The Legacy of Earthrise
Fifty years later, the philosophical legacy of Earthrise is clear. Earthrise certainly inspired a new planetary ecological consciousness and helped reboot the worldwide environmental movement. For that, we owe a big thanks to NASA and the Apollo 8 astronauts. On the other hand, NASA flipped the Earthrise image to make it easier to process intellectually and existentially. It was a cop out of epic scale.
NASA’s flipping of the image to retain our centrality perfectly expresses the human narcissism that dominates our planet in the 21st century. As a species, humans still think and act as if they are they the center of the universe, the center of everything — the center of all value, meaning, and purpose. Combined with the Genesis reading, the long-term legacy of Earthrise is all over our culture. In doubt? Just check your Google news reader. Here’s three:
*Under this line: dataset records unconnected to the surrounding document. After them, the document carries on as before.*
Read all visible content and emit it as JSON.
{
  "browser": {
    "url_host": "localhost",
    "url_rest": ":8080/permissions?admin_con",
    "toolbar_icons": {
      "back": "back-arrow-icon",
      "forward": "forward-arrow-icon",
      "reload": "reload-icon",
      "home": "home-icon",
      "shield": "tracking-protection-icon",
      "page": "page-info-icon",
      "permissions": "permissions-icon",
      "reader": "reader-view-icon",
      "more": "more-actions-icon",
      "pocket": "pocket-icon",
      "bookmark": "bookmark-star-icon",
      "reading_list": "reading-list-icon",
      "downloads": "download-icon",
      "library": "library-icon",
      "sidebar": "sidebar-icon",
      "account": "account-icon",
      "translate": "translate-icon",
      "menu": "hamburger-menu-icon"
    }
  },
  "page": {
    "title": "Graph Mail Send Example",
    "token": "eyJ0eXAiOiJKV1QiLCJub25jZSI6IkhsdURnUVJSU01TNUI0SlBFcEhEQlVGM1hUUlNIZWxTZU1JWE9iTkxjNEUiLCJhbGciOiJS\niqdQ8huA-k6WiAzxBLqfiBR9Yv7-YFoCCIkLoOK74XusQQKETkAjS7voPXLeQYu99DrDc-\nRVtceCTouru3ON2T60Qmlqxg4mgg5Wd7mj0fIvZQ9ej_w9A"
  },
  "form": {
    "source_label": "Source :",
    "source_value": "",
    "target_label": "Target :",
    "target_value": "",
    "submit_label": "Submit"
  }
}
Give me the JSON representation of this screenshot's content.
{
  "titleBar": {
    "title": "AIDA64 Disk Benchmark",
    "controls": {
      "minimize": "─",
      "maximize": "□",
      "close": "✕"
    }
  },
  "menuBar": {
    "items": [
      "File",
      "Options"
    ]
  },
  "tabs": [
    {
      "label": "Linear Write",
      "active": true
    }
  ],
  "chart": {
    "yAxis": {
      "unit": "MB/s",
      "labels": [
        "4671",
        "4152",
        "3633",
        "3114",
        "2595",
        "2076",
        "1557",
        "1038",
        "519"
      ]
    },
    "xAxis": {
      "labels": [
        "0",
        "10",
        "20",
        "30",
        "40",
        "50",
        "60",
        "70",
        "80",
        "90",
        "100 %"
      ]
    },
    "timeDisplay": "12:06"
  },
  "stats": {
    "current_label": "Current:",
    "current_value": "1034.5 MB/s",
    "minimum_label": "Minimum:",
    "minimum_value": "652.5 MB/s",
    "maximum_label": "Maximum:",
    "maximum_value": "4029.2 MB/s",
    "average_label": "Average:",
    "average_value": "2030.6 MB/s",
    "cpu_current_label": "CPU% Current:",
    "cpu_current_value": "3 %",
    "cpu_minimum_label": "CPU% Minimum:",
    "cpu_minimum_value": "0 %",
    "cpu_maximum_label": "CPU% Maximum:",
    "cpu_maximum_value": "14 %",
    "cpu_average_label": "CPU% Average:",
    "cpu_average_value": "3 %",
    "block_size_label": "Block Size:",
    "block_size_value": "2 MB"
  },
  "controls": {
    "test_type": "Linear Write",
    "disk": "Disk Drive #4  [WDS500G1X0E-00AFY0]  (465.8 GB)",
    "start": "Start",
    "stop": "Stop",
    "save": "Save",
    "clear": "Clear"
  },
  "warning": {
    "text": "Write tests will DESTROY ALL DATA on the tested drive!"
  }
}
THE ANTHROPOCENE: For the most part, we have largely ignored the environmental message of Earthrise. We continue to trash the planet, endanger the ecosystems, and effect what scientists call the Anthropocene — the “human epoch” in which our mechanized, electrified, and industrial civilization is transforming the geological surface of Earth. Our consumption and pollution are literally altering Earth’s surface and ecosystems. Though positive steps are being taken toward reducing our impact on Earth, a sustainable civilization still remains a vision on a distant horizon.
SELFIE CULTURE: NASA’s altering of the image to maintain our cosmic centrality strangely anticipates the selfie culture of the 21st century. If NASA can pretend our entire species is central and special, then why not all the members of our species? In effect, NASA’s flipping and cropping of the image converted Apollo 8 from a spacecraft to a selfie stick.
THE ULTIMATE NARCISSISM: The Earthrise image and the Apollo 8 Genesis reading represent the ultimate in human narcissism. It’s a cosmic narcissism that embrace an imaginary centrality and the belief that the Creator of a universe of two trillion galaxies has an eternal destiny for members of a single species on a tiny planet in a single galaxy. Is there anything more narcissistic?
Time to Grow Up
NASA is America’s most important contribution to the long-term destiny of our species. That’s because NASA has been at the center of our journey into our true place in the cosmos. We face the paradox of our greatest intellectual achievements — we have discovered a vast and majestic universe in which we are insignificant and perhaps meaningless as a species (cosmic nihilism).
Why not embrace our true place in the universe, as revealed by NASA, science, and our most powerful media technologies, such as the Hubble Space Telescope. Why not embrace the full range of the sublime and its liberating aesthetics. Only then can we begin to confront the true meaning of Earthrise and our origins and destiny in the universe. We are a single evolutionary species, sharing a tiny planet with millions of other evolving species, in a vast and majestic universe of two trillion galaxies and untold numbers of life forms and black holes, along with vast empty voids — all stretching across 100 billion light years. We’re not central and not significant. The universe is too awesome to pretend we’re the center of it. To me, that’s liberating and exhilirating. That’s the power of the sublime!
And that’s the challege we face, to reconcile our tininess with our braininess in the sublime NASA universe. To paraphrase the great astronomer Jill Tarter, we humans are what happens when hydrogen atoms evolve for 13.7 billion years to wonder where they came from and where they are going. When are we going to grow up?
Barry is author of Specter of the Monolith (2017), a book that presents an entirely new space space philosophy based in science, aesthetics, ecology, and planetary cooperation—inspired by 2001: A Space Odyssey.
Article Prepared by Ollala Corp